Norway’s Tories bid to axe salmon tax

Opposition proposes increased production tax instead


Norway’s Conservative Party has proposed dropping the government’s extra 25% tax on salmonid farmers’ profits and replacing it with an increased production tax.

The measure is part of its alternative budget, published yesterday. Parliamentary party groups in opposition draft their own alternative budgets and try to get their proposals included in the government’s annual Budget.

The Conservative Party, which is the largest opposition party with 36 seats in the Storting (Parliament), wants to lower taxes for both people and businesses, and proposes a tax cut of NOK 9.5 billion next year. It also seeks to drop the ground rent tax on salmonid farmers.

The ‘salmon tax’, which applies from January 1, 2023, is levied on the profit made on the time farmed salmon and trout spend in the sea, when most of the value of the fish is added.
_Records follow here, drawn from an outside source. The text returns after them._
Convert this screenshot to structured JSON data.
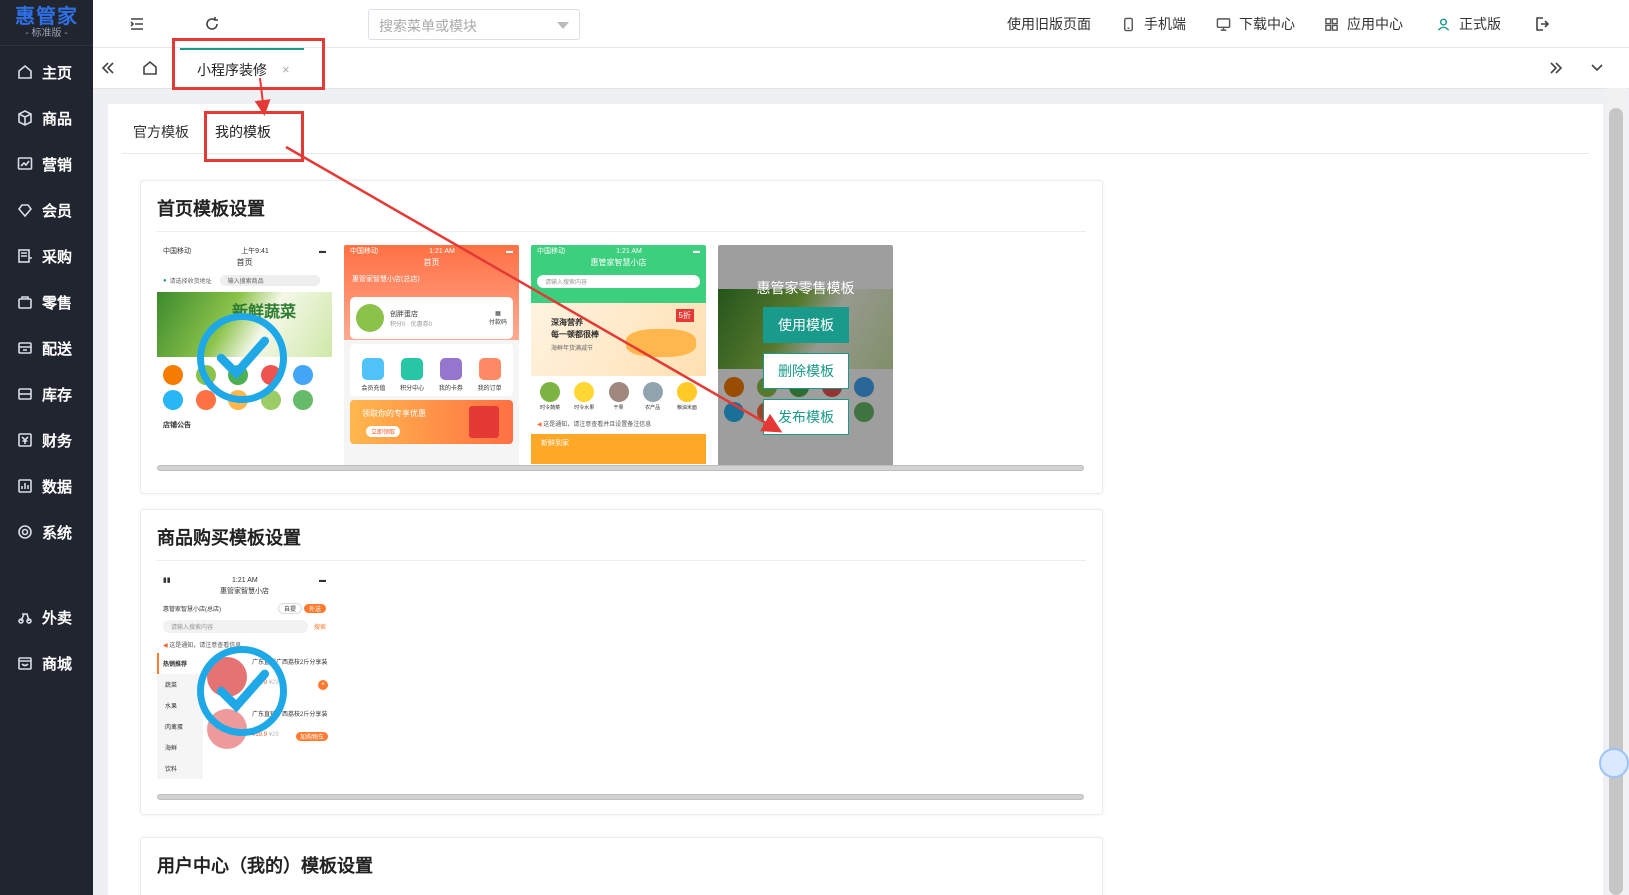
{
  "app": {
    "logo_title": "惠管家",
    "logo_sub": "- 标准版 -"
  },
  "sidebar": {
    "items": [
      {
        "label": "主页",
        "icon": "home-icon"
      },
      {
        "label": "商品",
        "icon": "box-icon"
      },
      {
        "label": "营销",
        "icon": "chart-icon"
      },
      {
        "label": "会员",
        "icon": "diamond-icon"
      },
      {
        "label": "采购",
        "icon": "purchase-icon"
      },
      {
        "label": "零售",
        "icon": "bag-icon"
      },
      {
        "label": "配送",
        "icon": "delivery-icon"
      },
      {
        "label": "库存",
        "icon": "inventory-icon"
      },
      {
        "label": "财务",
        "icon": "finance-icon"
      },
      {
        "label": "数据",
        "icon": "data-icon"
      },
      {
        "label": "系统",
        "icon": "system-icon"
      },
      {
        "label": "外卖",
        "icon": "takeout-icon"
      },
      {
        "label": "商城",
        "icon": "mall-icon"
      }
    ]
  },
  "header": {
    "search_placeholder": "搜索菜单或模块",
    "old_page": "使用旧版页面",
    "mobile": "手机端",
    "download": "下载中心",
    "apps": "应用中心",
    "version": "正式版"
  },
  "tabs": {
    "active_label": "小程序装修",
    "close": "×"
  },
  "subtabs": {
    "official": "官方模板",
    "mine": "我的模板"
  },
  "sections": {
    "home_title": "首页模板设置",
    "buy_title": "商品购买模板设置",
    "user_title": "用户中心（我的）模板设置"
  },
  "thumbs": {
    "t1": {
      "status_left": "中国移动",
      "time": "上午9:41",
      "nav": "首页",
      "address": "请选择收货地址",
      "search": "输入搜索商品",
      "banner": "新鲜蔬菜",
      "notice": "店铺公告"
    },
    "t2": {
      "status_left": "中国移动",
      "time": "1:21 AM",
      "nav": "首页",
      "location": "惠管家智慧小店(总店)",
      "store": "创胖蛋店",
      "store_sub": "积分0 · 优惠券0",
      "qr": "付款码",
      "icons": [
        "会员充值",
        "积分中心",
        "我的卡券",
        "我的订单"
      ],
      "coupon": "领取你的专享优惠",
      "coupon_btn": "立即领取"
    },
    "t3": {
      "status_left": "中国移动",
      "time": "1:21 AM",
      "nav": "惠管家智慧小店",
      "search": "请输入搜索内容",
      "banner_l1": "深海营养",
      "banner_l2": "每一顿都很棒",
      "banner_l3": "海鲜年货满减节",
      "banner_badge": "5折",
      "notice": "这是通知，请注意查看并且设置备注信息",
      "cats": [
        "时令蔬菜",
        "时令水果",
        "干果",
        "农产品",
        "粮油米面"
      ],
      "bottom": "新鲜到家"
    },
    "t4": {
      "overlay_title": "惠管家零售模板",
      "btn_use": "使用模板",
      "btn_delete": "删除模板",
      "btn_publish": "发布模板"
    },
    "b1": {
      "time": "1:21 AM",
      "nav": "惠管家智慧小店",
      "location": "惠管家智慧小店(总店)",
      "tag1": "自提",
      "tag2": "外送",
      "search": "请输入搜索内容",
      "search_btn": "搜索",
      "notice": "这是通知，请注意查看信息",
      "cats": [
        "热销推荐",
        "蔬菜",
        "水果",
        "肉禽蛋",
        "海鲜",
        "饮料"
      ],
      "prod_name": "广东直销广西荔枝2斤分享装",
      "price": "¥19.9",
      "old_price": "¥29",
      "add": "+",
      "btn": "加购物车"
    }
  }
}
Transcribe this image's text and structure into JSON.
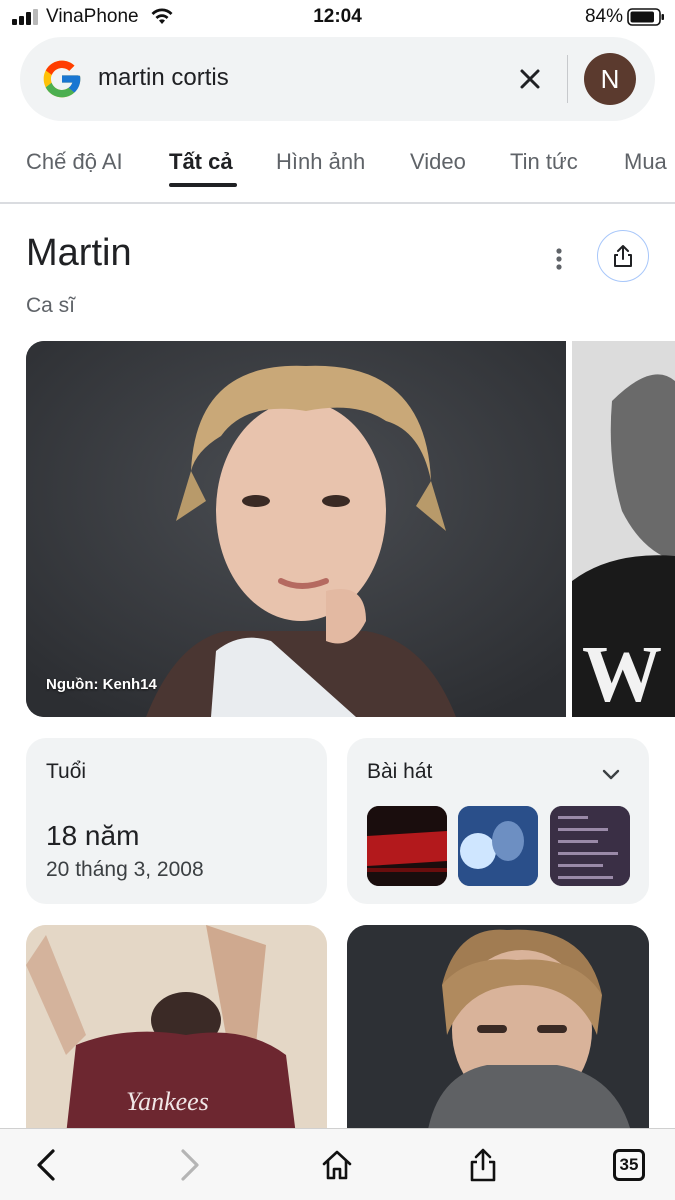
{
  "status_bar": {
    "carrier": "VinaPhone",
    "time": "12:04",
    "battery": "84%"
  },
  "search": {
    "query": "martin cortis",
    "account_initial": "N"
  },
  "tabs": [
    {
      "label": "Chế độ AI",
      "active": false
    },
    {
      "label": "Tất cả",
      "active": true
    },
    {
      "label": "Hình ảnh",
      "active": false
    },
    {
      "label": "Video",
      "active": false
    },
    {
      "label": "Tin tức",
      "active": false
    },
    {
      "label": "Mua",
      "active": false
    }
  ],
  "entity": {
    "title": "Martin",
    "subtitle": "Ca sĩ"
  },
  "images": {
    "source_label": "Nguồn: Kenh14"
  },
  "age_card": {
    "label": "Tuổi",
    "value": "18 năm",
    "birth_date": "20 tháng 3, 2008"
  },
  "songs_card": {
    "label": "Bài hát"
  },
  "toolbar": {
    "tabs_count": "35"
  },
  "colors": {
    "accent_border": "#a8c7fa",
    "avatar_bg": "#5b3a2e",
    "card_bg": "#f1f3f4"
  }
}
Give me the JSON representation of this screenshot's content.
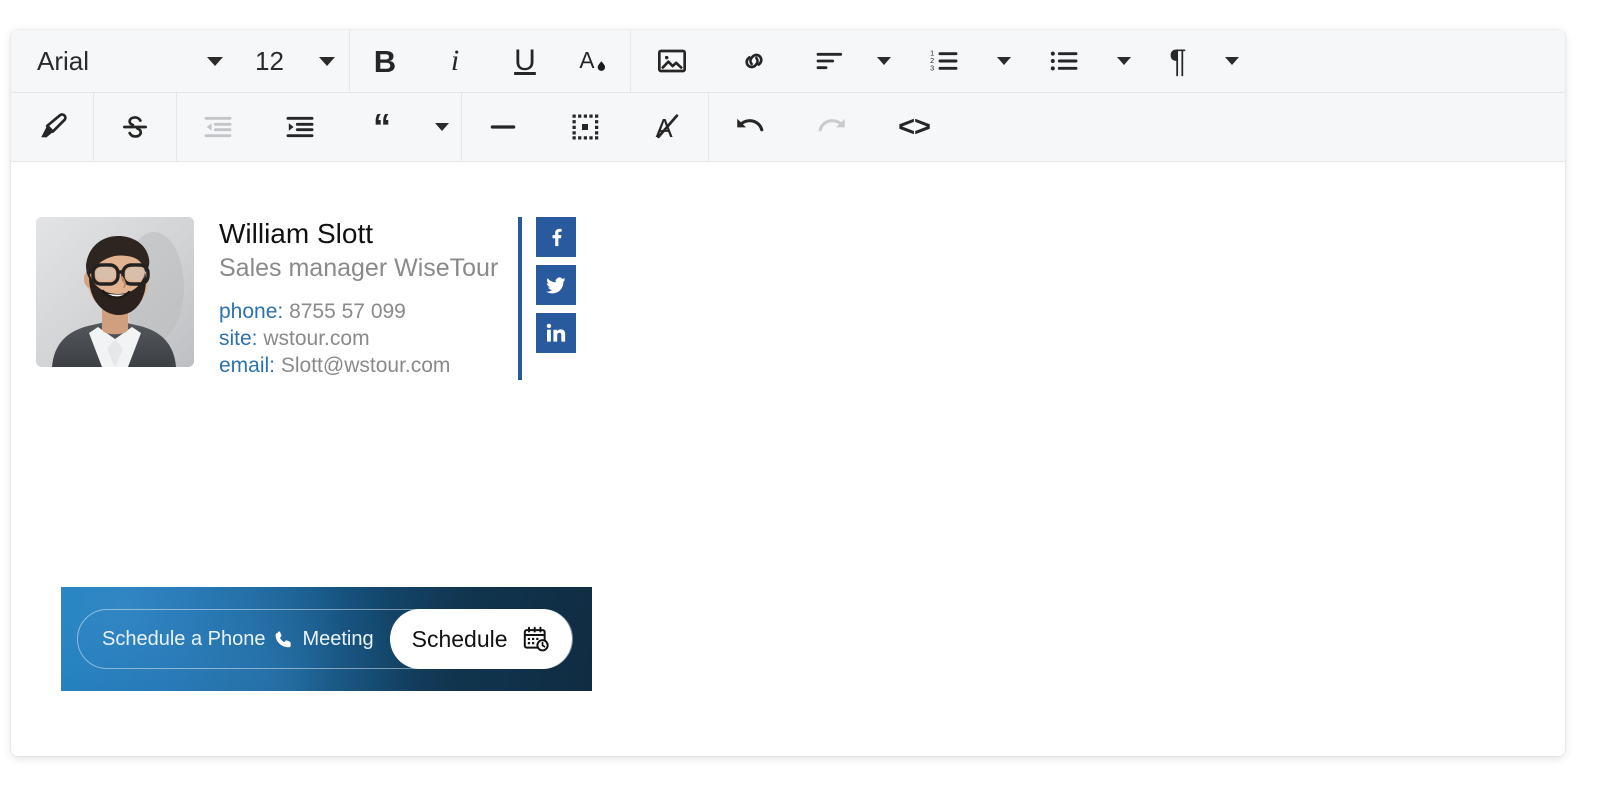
{
  "editor": {
    "toolbar": {
      "font_family": "Arial",
      "font_size": "12",
      "groups": [
        {
          "name": "font",
          "items": [
            {
              "label": "Arial",
              "icon": "font-family-select"
            },
            {
              "label": "12",
              "icon": "font-size-select"
            }
          ]
        }
      ],
      "buttons": {
        "bold": "B",
        "italic": "i",
        "underline": "U",
        "font_color": "A",
        "insert_image": "image-icon",
        "insert_link": "link-icon",
        "align": "align-left-icon",
        "ordered_list": "ordered-list-icon",
        "unordered_list": "unordered-list-icon",
        "paragraph": "¶",
        "highlight": "marker-icon",
        "strikethrough": "S",
        "outdent": "decrease-indent-icon",
        "indent": "increase-indent-icon",
        "blockquote": "“",
        "horizontal_rule": "horizontal-rule-icon",
        "table": "table-icon",
        "clear_format": "clear-format-icon",
        "undo": "undo-icon",
        "redo": "redo-icon",
        "source_code": "<>"
      }
    },
    "signature": {
      "name": "William Slott",
      "role": "Sales manager WiseTour",
      "contacts": [
        {
          "label": "phone:",
          "value": "8755 57 099"
        },
        {
          "label": "site:",
          "value": "wstour.com"
        },
        {
          "label": "email:",
          "value": "Slott@wstour.com"
        }
      ],
      "social": [
        {
          "name": "facebook",
          "glyph": "f"
        },
        {
          "name": "twitter",
          "glyph": "twitter-bird"
        },
        {
          "name": "linkedin",
          "glyph": "in"
        }
      ],
      "avatar_alt": "Portrait of bearded man with glasses in gray suit",
      "banner": {
        "text_before": "Schedule a Phone",
        "text_after": "Meeting",
        "phone_icon": "phone-icon",
        "cta_label": "Schedule",
        "cta_icon": "calendar-clock-icon"
      }
    }
  },
  "colors": {
    "accent_blue": "#2b72b0",
    "social_blue": "#2a5a9e",
    "banner_from": "#1877b8",
    "banner_to": "#0f2c42",
    "toolbar_bg": "#f6f7f8",
    "muted_text": "#8a8a8a"
  }
}
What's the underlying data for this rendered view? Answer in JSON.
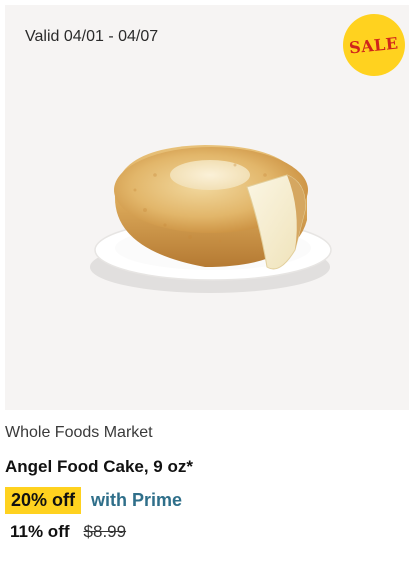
{
  "product_card": {
    "validity": "Valid 04/01 - 04/07",
    "sale_badge": "SALE",
    "image_icon": "angel-food-cake-icon",
    "store": "Whole Foods Market",
    "title": "Angel Food Cake, 9 oz*",
    "deal": {
      "discount": "20% off",
      "prime_label": "with Prime"
    },
    "regular": {
      "discount": "11% off",
      "original_price": "$8.99"
    }
  },
  "colors": {
    "badge_yellow": "#ffd21f",
    "sale_red": "#d0251b",
    "prime_blue": "#2f6f8a",
    "image_bg": "#f6f4f3"
  }
}
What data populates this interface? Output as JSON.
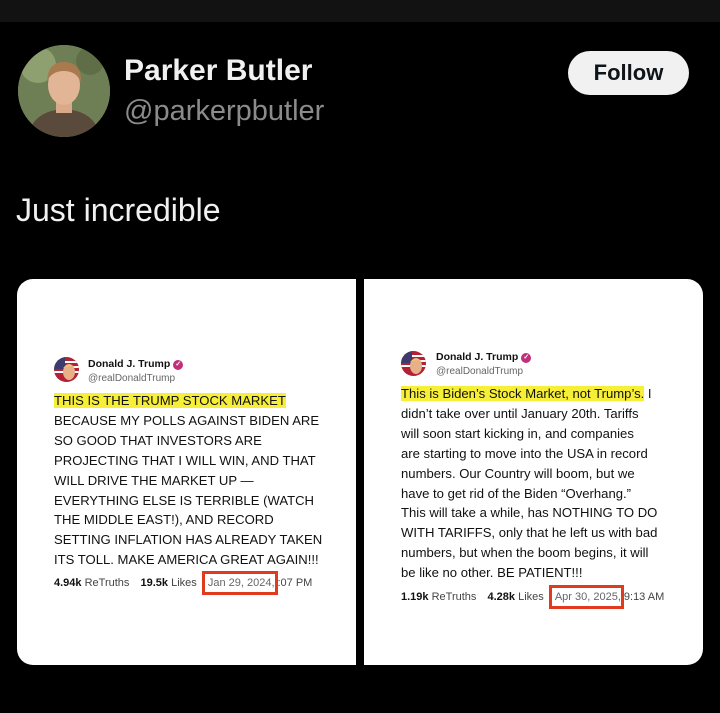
{
  "author": {
    "name": "Parker Butler",
    "handle": "@parkerpbutler",
    "follow_label": "Follow"
  },
  "post": {
    "text": "Just incredible"
  },
  "left_truth": {
    "name": "Donald J. Trump",
    "handle": "@realDonaldTrump",
    "highlight": "THIS IS THE TRUMP STOCK MARKET",
    "lines": [
      "BECAUSE MY POLLS AGAINST BIDEN ARE",
      "SO GOOD THAT INVESTORS ARE",
      "PROJECTING THAT I WILL WIN, AND THAT",
      "WILL DRIVE THE MARKET UP —",
      "EVERYTHING ELSE IS TERRIBLE (WATCH",
      "THE MIDDLE EAST!), AND RECORD",
      "SETTING INFLATION HAS ALREADY TAKEN",
      "ITS TOLL. MAKE AMERICA GREAT AGAIN!!!"
    ],
    "retruths_count": "4.94k",
    "retruths_label": "ReTruths",
    "likes_count": "19.5k",
    "likes_label": "Likes",
    "date": "Jan 29, 2024,",
    "time": ":07 PM"
  },
  "right_truth": {
    "name": "Donald J. Trump",
    "handle": "@realDonaldTrump",
    "highlight": "This is Biden’s Stock Market, not Trump’s.",
    "first_line_rest": " I",
    "lines": [
      "didn’t take over until January 20th. Tariffs",
      "will soon start kicking in, and companies",
      "are starting to move into the USA in record",
      "numbers. Our Country will boom, but we",
      "have to get rid of the Biden “Overhang.”",
      "This will take a while, has NOTHING TO DO",
      "WITH TARIFFS, only that he left us with bad",
      "numbers, but when the boom begins, it will",
      "be like no other. BE PATIENT!!!"
    ],
    "retruths_count": "1.19k",
    "retruths_label": "ReTruths",
    "likes_count": "4.28k",
    "likes_label": "Likes",
    "date": "Apr 30, 2025,",
    "time": "9:13 AM"
  },
  "colors": {
    "background": "#000000",
    "highlight": "#f7ef37",
    "annotation_box": "#e03a1f",
    "verified_badge": "#c0307a"
  }
}
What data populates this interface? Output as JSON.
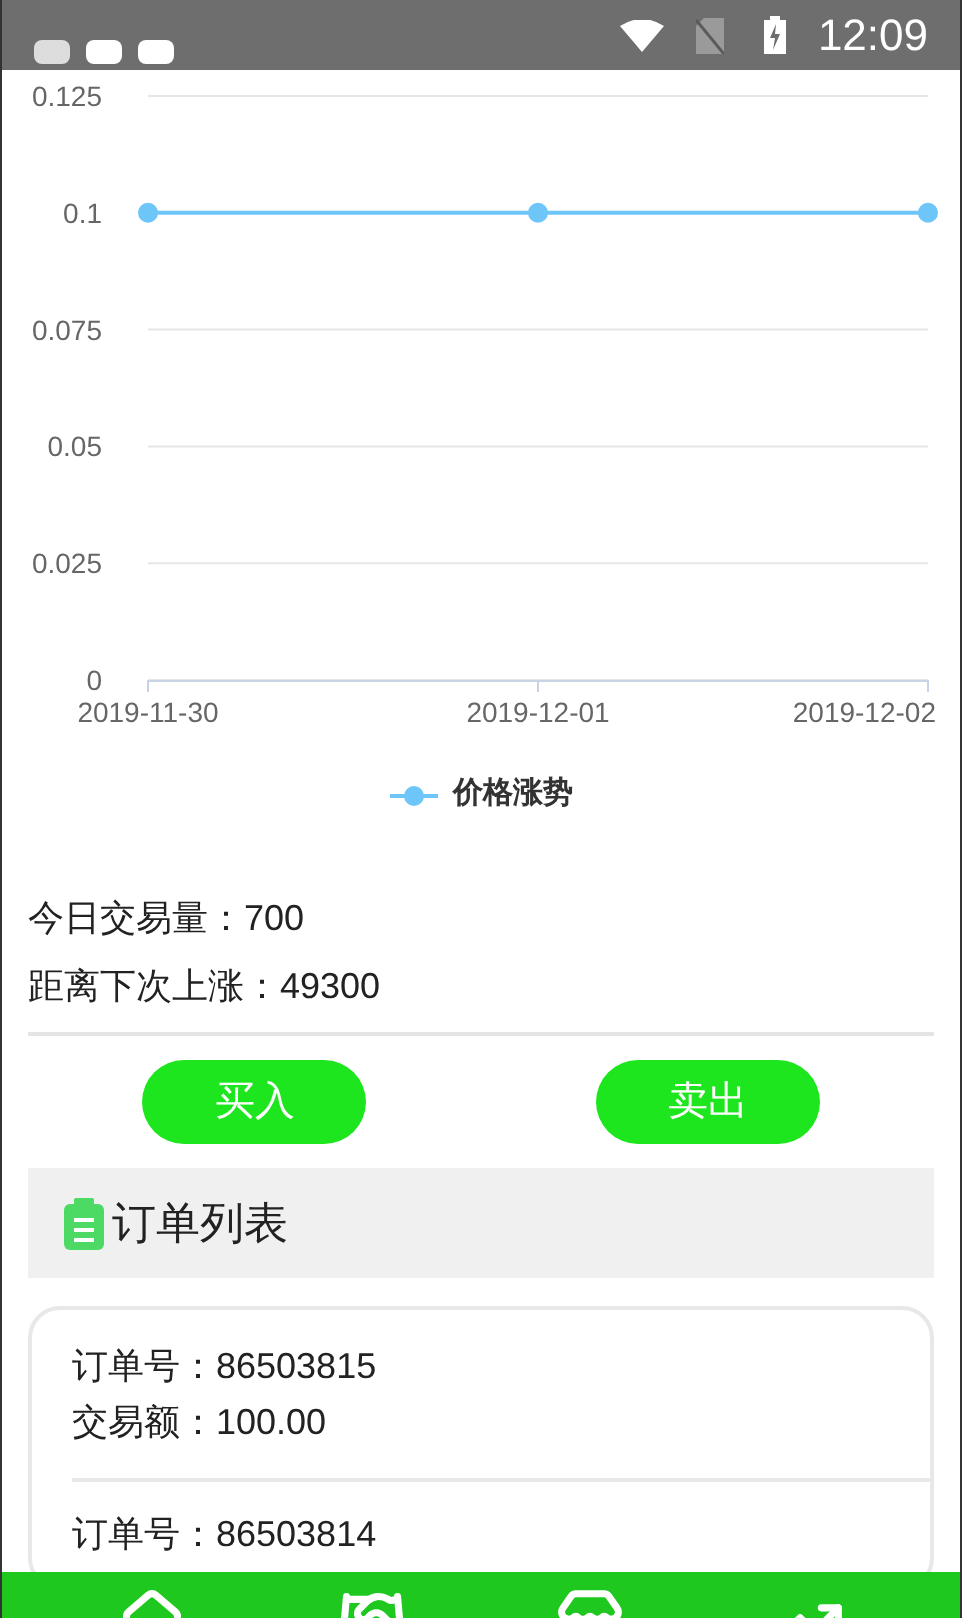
{
  "status_bar": {
    "time": "12:09"
  },
  "chart": {
    "chart_data": {
      "type": "line",
      "categories": [
        "2019-11-30",
        "2019-12-01",
        "2019-12-02"
      ],
      "grid": true,
      "series": [
        {
          "name": "价格涨势",
          "color": "#6ec6f8",
          "marker": true,
          "values": [
            0.1,
            0.1,
            0.1
          ]
        }
      ],
      "ylim": [
        0,
        0.125
      ],
      "yticks": [
        0,
        {
          "value": 0.025,
          "label": "0.025"
        },
        {
          "value": 0.05,
          "label": "0.05"
        },
        {
          "value": 0.075,
          "label": "0.075"
        },
        {
          "value": 0.1,
          "label": "0.1"
        },
        {
          "value": 0.125,
          "label": "0.125"
        }
      ]
    }
  },
  "stats": [
    "今日交易量：700",
    "距离下次上涨：49300"
  ],
  "buttons": [
    "买入",
    "卖出"
  ],
  "order_list": {
    "title": "订单列表",
    "orders": [
      {
        "order_no": "订单号：86503815",
        "amount": "交易额：100.00"
      },
      {
        "order_no": "订单号：86503814"
      }
    ]
  },
  "bottom_nav": [
    {
      "kind": "home"
    },
    {
      "kind": "handshake"
    },
    {
      "kind": "store"
    },
    {
      "kind": "chart"
    }
  ]
}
It is imposed on top of the 22% corporation tax paid by all businesses, meaning that salmonid farmers must pay a tax of 47% on profits.

Production tax

“Pending a thorough evaluation of various models for aquaculture taxation, we have assumed an increased production tax to the state, which provides approximately NOK 3.8 billion in revenue,” said the Conservatives.

“This comes as a replacement for the government's ground rent tax. The aquaculture tax for 2024 is paid the following year, so that the change does not directly affect the 2024 budget.”

The budget measure is extremely unlikely to be adopted. Even if the Conservatives win the support of other right-leaning parties like the Progress Party and the Christian Democrats, they are outnumbered by the ruling Labour-Centre party coalition and by other left-leaning parties who believe the state is correct to take a larger share of what are regarded as the salmon sector's extraordinary profits.

The Conservatives, led by former prime minister Erna Solberg, would have to win power at the next election to cancel the salmon tax, and even then, it’s doubtful whether ithey would have enough support in the Storting to do so.